(Dataset records Opens)

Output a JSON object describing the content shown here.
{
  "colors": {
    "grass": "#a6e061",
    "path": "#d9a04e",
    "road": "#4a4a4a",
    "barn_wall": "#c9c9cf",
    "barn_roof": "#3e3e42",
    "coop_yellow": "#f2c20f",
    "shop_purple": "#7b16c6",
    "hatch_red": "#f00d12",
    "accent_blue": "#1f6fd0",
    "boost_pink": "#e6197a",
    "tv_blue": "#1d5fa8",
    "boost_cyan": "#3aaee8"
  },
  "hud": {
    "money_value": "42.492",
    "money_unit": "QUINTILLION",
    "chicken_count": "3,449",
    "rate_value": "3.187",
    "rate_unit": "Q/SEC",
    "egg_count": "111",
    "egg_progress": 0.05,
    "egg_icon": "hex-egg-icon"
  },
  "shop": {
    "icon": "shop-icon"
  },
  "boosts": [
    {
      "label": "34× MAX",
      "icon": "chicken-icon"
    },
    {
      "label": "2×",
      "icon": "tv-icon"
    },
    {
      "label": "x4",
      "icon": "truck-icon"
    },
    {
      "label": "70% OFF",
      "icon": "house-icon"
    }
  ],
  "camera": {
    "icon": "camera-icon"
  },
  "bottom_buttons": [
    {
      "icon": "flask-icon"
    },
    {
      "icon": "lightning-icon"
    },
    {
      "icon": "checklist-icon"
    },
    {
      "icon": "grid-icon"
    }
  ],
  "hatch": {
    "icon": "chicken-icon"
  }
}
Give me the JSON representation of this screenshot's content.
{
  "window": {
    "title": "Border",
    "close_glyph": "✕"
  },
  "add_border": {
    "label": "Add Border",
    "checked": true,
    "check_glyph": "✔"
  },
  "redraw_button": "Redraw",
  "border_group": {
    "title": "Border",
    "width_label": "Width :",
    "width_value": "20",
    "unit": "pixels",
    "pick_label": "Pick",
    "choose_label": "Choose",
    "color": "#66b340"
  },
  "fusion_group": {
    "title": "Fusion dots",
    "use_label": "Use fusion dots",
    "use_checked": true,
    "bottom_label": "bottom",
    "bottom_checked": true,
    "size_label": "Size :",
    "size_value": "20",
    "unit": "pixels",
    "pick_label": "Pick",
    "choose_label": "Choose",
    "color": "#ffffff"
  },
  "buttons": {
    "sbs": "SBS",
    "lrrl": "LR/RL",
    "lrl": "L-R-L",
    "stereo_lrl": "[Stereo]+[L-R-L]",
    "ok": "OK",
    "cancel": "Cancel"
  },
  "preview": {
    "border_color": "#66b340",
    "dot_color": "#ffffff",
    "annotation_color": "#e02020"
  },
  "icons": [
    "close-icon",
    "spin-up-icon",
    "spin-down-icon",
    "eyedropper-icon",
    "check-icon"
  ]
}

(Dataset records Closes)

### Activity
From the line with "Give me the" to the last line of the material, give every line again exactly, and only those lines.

### Your solution
Give me the JSON representation of this screenshot's content.
{
  "window": {
    "title": "Border",
    "close_glyph": "✕"
  },
  "add_border": {
    "label": "Add Border",
    "checked": true,
    "check_glyph": "✔"
  },
  "redraw_button": "Redraw",
  "border_group": {
    "title": "Border",
    "width_label": "Width :",
    "width_value": "20",
    "unit": "pixels",
    "pick_label": "Pick",
    "choose_label": "Choose",
    "color": "#66b340"
  },
  "fusion_group": {
    "title": "Fusion dots",
    "use_label": "Use fusion dots",
    "use_checked": true,
    "bottom_label": "bottom",
    "bottom_checked": true,
    "size_label": "Size :",
    "size_value": "20",
    "unit": "pixels",
    "pick_label": "Pick",
    "choose_label": "Choose",
    "color": "#ffffff"
  },
  "buttons": {
    "sbs": "SBS",
    "lrrl": "LR/RL",
    "lrl": "L-R-L",
    "stereo_lrl": "[Stereo]+[L-R-L]",
    "ok": "OK",
    "cancel": "Cancel"
  },
  "preview": {
    "border_color": "#66b340",
    "dot_color": "#ffffff",
    "annotation_color": "#e02020"
  },
  "icons": [
    "close-icon",
    "spin-up-icon",
    "spin-down-icon",
    "eyedropper-icon",
    "check-icon"
  ]
}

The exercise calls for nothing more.